Development, Cont’d. • As modern dance developed, traditions were overturned and the process involved in creating a dance was analyzed much more. • People realized that choreography required special skills and was recognized as an art form.
Steps To Choreography • Although choreographers have an individual way of working, there is an exact method to creating a performance:
Steps to Choreographing a Performance: Step 1 • 1. The choreographer decides on a subject for a dance. This may be inspired by anything, from a piece of music to a painting or book, or even a beautiful building. • Cats was inspired by one of T.S. Eliot’s poems.
Step 2 • 2. The choreographer then chooses dancers to perform the work by holding auditions. Sometimes dance is specially made for a particular dancer.
Step 3 • 3. The choreographer and dancers explore the subject for the dance by having discussions and sometimes an improvisation session where they try out ideas. • Sometimes, they have to go through training to portray a certain person or animal.
Step 4 • 4. The choreographer rehearses the dancers, all the time working out how the dance should develop and if it works as a whole (with the whole dance company).
Step 4, Cont’d. • As each sequence in the dance is decided, it is written down in dance notation, or motif symbols, by a professional notator, or choreologist. • Understudies, or 2nd strings, are decided in case someone cannot perform or an emergency arises.
Even More on Step 4 • The choreographer works with the lighting, set and costume designers, to produce the stage effects for the dance. • For example, the set of Cats was designed to resemble a junkyard, where cars and other items are enlarged to make the dancers (or cats) appear small and lifelike.
Finally…The Performance • Eventually all the different elements are put together on stage, and last-minute changes are made (dress rehearsals). • The dance is now ready to be performed to an audience.
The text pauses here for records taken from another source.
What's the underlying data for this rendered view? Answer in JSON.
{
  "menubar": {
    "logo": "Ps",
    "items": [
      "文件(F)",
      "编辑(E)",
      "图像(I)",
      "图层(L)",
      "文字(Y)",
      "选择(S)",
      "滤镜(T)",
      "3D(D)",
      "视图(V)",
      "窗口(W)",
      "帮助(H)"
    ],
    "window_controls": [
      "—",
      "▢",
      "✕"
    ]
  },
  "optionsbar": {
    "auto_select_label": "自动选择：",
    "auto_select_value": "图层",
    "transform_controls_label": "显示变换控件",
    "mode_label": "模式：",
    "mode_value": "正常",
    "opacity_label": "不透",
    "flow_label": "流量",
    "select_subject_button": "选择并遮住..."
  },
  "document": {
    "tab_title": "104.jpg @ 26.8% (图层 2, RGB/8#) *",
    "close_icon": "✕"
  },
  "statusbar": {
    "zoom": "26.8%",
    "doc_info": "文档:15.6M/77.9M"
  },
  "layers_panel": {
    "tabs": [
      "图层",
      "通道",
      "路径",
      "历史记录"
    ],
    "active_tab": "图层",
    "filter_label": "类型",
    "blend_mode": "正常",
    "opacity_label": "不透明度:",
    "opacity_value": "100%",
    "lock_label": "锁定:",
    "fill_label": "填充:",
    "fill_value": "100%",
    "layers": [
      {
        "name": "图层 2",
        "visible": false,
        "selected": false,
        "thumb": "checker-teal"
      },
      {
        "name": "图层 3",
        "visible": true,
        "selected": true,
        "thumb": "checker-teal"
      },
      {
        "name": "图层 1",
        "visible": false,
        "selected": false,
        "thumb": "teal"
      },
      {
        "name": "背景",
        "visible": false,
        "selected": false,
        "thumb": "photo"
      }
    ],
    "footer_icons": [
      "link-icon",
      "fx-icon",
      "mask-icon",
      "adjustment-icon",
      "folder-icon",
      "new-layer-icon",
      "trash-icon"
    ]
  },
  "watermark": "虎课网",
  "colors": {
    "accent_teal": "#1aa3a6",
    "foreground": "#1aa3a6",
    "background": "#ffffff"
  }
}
Performance, Cont’d. • This is the big moment: if anything goes wrong in the dance, the choreographer will probably get the blame!!!!
Other Dance Company Jobs • Artistic Director • Lighting Tech • Musician • Wardrobe Manager & Assistant • Dancer • Stage Manager
Purposes For Dance • Recreational/Social • Ceremonial/Ritual • Artistic Performance • Dance Therapy